Longitudinal, mixed method study to look at the experiences and knowledge of non melanoma skin cancer from diagnosis to one year
1 School of Health Sciences, Faculty of Medicine & Health Sciences, University of Nottingham, Queen’s Medical Centre, Nottingham NG7 2UH, UK
2 Division of Psychiatry, School of Community Health Sciences, Queen’s Medical Centre, Nottingham NG7 2UH, UK
3 Division of Epidemiology and Public Health, Clinical Sciences Building, City Hospital, Nottingham NG5 1PB, UK
4 Department of Dermatology, Queen’s Medical Centre, University Hospital, Nottingham NG7 2UH, UK
5 Nottingham Clinical Trials Unit, University of Nottingham, Queen’s Medical Centre, Nottingham NG7 2UH, UK
BMC Dermatology 2013, 13:13 doi:10.1186/1471-5945-13-13Published: 29 October 2013
Skin cancer is the most common type of cancer in humans and the incidence is increasing worldwide. Our objective was to understanding the needs, experiences and knowledge of individuals with Non Melanoma Skin Cancer (NMSC) from diagnosis up until one year.

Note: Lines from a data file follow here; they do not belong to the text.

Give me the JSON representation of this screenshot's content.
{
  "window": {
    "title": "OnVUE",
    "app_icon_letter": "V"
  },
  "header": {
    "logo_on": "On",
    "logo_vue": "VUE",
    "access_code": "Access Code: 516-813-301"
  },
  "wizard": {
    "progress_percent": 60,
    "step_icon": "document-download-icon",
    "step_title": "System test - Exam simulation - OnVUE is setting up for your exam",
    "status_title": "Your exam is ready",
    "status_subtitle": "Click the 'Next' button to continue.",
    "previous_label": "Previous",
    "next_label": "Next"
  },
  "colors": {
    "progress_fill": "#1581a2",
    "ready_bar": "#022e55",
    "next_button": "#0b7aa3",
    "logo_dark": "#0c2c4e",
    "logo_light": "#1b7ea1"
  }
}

Patients with NMSC completed questionnaires at diagnosis, treatment, 8 weeks post treatment and 12 months post diagnosis. Body image, psychological morbidity and Quality of Life (QOL) were assessed at each time point, with the exception of QOL that was not assessed at diagnosis. Knowledge of NMSC was assessed at baseline and 8 weeks. A sub-sample of participants was also interviewed to allow a more in-depth exploration of patients’ experiences.
76 participants completed the initial questionnaire, of which 15 were interviewed. Patients were anxious about a diagnosis of skin cancer, however they were no more depressed or anxious than the general population. QOL significantly improved from diagnosis to 8 weeks and from diagnosis to one year. Knowledge of NMSC was poor and did not improve after treatment. Hairdressers were highlighted as playing an important role in raising awareness and encouraging individuals to seek medical help. Most participants were aware of the need to check their skin for suspicious lesions but were not sure what to look for. At one year participants had forgotten their experience and were not overly concerned about skin cancer.
There is a need to raise awareness of the signs and symptoms of NMSC. Information on skin cancer needs to be tailored to the individual both at the start of treatment and during the follow up months, ensuring that participants’ needs and expectations are met. Targeting education at individuals in the community who regularly come into contact with skin should help in early identification of NMSC. This is important since skin cancer caught early is easily treatable and delay in presentation leads to larger and more complex lesions which impacts in terms of increased morbidity and increased health care costs.